Monday, January 6, 2014

International Methuselah League for Posthumanist Rights (IMLP)


Founded in 1899, the International Methuselah League for Posthumanist Rights advocates for the rights for what they call posthumans.  Most know the league for its humanitarian and medical research.  However, they don't seem to remember or notice the IMLP's core philosophy.  The IMLP openly advocates for granting rights to those they call Posthuman, especially the right to be protected against assault, and even expanding the definition of murder to include posthumans as well.

When the IMLP refers to Posthumans, they are being specific.  Anyone former human beings that have died and come back from the dead.  A good deal think of them as Vampyres or Draugr or a plethora of other terms.  They dislike the persecution of their particular group, especially at the hands of self-proclaimed vampyre hunters.  They believe that a strong discrimination exists against them.  Which is true, after a fashion.

Since Vampyres is such a broad category, it includes those Vampyres who've fallen with the practive of hematophilia, consuming human blood in order to keep themselves from rotting.  Most of those who think of themselves as Posthuman dislike the bias this puts on what they think of as a criminal activity.

After all, most of them are just like regular people.    

They go to work, sleep and spend time with their loved ones.  Posthumans contribute to society, working to help better things.  They aren't savages, and the image of vampires as bloodsucking immortals is... less than great, at least to them.

So, the International Methuselah League of Posthumans work to prove that their kind are active, contributing members of society.  Most humans still act as though the walking, living dead aren't among us.  Some Posthumans want to create a campaign to out famous Posthumans, to try and generate public attention to their plight.

There is an impediment to that.

Some sort of collective disbelief on the validity of, not just the undead, but all manner of supernatural subjects prevents the IMLP from making headway in their campaign to further the interests of Posthumans.  A great number of humans just choose to not believe it.  They can be convinced, but it never seems to matter, as the media and others somehow drown anything that might help advance their point.

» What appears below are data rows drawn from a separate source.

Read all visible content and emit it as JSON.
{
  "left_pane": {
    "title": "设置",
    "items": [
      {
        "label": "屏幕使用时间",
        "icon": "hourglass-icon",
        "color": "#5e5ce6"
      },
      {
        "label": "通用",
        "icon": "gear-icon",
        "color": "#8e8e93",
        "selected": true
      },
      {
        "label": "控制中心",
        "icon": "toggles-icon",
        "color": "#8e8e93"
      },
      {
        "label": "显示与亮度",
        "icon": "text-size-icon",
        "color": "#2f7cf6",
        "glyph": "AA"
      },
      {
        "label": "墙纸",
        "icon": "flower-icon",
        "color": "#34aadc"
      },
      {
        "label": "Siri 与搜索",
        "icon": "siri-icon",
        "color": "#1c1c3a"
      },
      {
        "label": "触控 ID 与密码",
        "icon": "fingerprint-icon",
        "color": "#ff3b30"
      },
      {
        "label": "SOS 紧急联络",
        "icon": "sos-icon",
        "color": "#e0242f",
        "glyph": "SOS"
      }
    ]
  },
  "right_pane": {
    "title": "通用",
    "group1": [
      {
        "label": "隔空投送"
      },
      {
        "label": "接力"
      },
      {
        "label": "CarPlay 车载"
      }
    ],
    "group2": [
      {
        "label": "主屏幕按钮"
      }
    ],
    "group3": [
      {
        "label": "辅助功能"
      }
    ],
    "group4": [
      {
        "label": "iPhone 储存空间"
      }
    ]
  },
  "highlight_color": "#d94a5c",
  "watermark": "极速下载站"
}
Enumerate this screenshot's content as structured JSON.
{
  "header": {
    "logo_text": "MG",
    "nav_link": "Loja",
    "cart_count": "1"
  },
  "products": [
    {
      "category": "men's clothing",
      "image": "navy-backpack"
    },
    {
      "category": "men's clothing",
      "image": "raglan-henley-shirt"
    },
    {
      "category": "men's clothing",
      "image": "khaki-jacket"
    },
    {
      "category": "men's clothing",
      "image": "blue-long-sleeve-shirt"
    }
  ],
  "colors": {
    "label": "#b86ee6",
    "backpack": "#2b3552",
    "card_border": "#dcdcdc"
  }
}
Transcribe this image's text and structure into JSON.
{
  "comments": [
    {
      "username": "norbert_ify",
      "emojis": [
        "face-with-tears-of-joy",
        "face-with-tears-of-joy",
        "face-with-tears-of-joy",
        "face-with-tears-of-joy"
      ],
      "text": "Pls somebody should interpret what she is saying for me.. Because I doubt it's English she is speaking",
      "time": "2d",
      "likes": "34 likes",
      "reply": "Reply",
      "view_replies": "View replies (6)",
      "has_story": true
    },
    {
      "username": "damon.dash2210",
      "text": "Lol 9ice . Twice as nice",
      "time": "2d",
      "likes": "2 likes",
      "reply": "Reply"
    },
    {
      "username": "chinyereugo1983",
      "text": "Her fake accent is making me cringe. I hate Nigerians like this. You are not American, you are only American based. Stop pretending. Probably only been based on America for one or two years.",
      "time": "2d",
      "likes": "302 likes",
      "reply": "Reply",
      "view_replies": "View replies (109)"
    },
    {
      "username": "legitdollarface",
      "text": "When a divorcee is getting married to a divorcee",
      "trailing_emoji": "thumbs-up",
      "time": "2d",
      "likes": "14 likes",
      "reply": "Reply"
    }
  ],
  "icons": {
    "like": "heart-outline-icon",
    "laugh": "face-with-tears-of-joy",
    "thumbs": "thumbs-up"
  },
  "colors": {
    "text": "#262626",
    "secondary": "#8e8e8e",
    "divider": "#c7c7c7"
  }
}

Worse still, they know some of their kind are ancient, murderous creatures that have survived by drinking and killing humans.  Those ancient monsters have created entire lineages of hunters.  Enemies upon enemies who use the shadowy, nebulous understanding of Posthumans to attack them, regardless of whether or not they are hostile to human life.

The Stoker Paradox
The posthumans of the IMLP refer to the odd fact that popular culture has fiction stories of the undead and the fact that people refuse to recognize the reality of their existence as the Stoker Paradox.  Named after Brom Stoker, the paradox always seems to be a large part of the problem they try to solve.  Most Posthumans chalk it up to a psychological flaw in human thinking, much like the Uncanny Valley.

The Undead Rights Act
Perhaps the most drastic success for the IMLP had been the advocacy and the passing of the Undead Rights Act in the United States in 1972, put into law under the Nixon administration.  The URA passing would've seemed to have expanded the awareness of the plight of the posthuman in the US, but it had the opposite effect.  The URA expressly made the murder or destruction of the living dead a crime, unless the Undead in question had been causing some form of serious harm- even then, a court had been created to try and determine whether or not the United States Government would allow such a creature to exist or not.

The URA mainly expanded part of the United State Mulitversal Survey's authority, allowing the creation of a task force within the USMS for the specific objective of containing External threats, the EHC unit.  This allowed the USMS to take over various cases, often preventing the loss of life or unlife at sites throughout the US.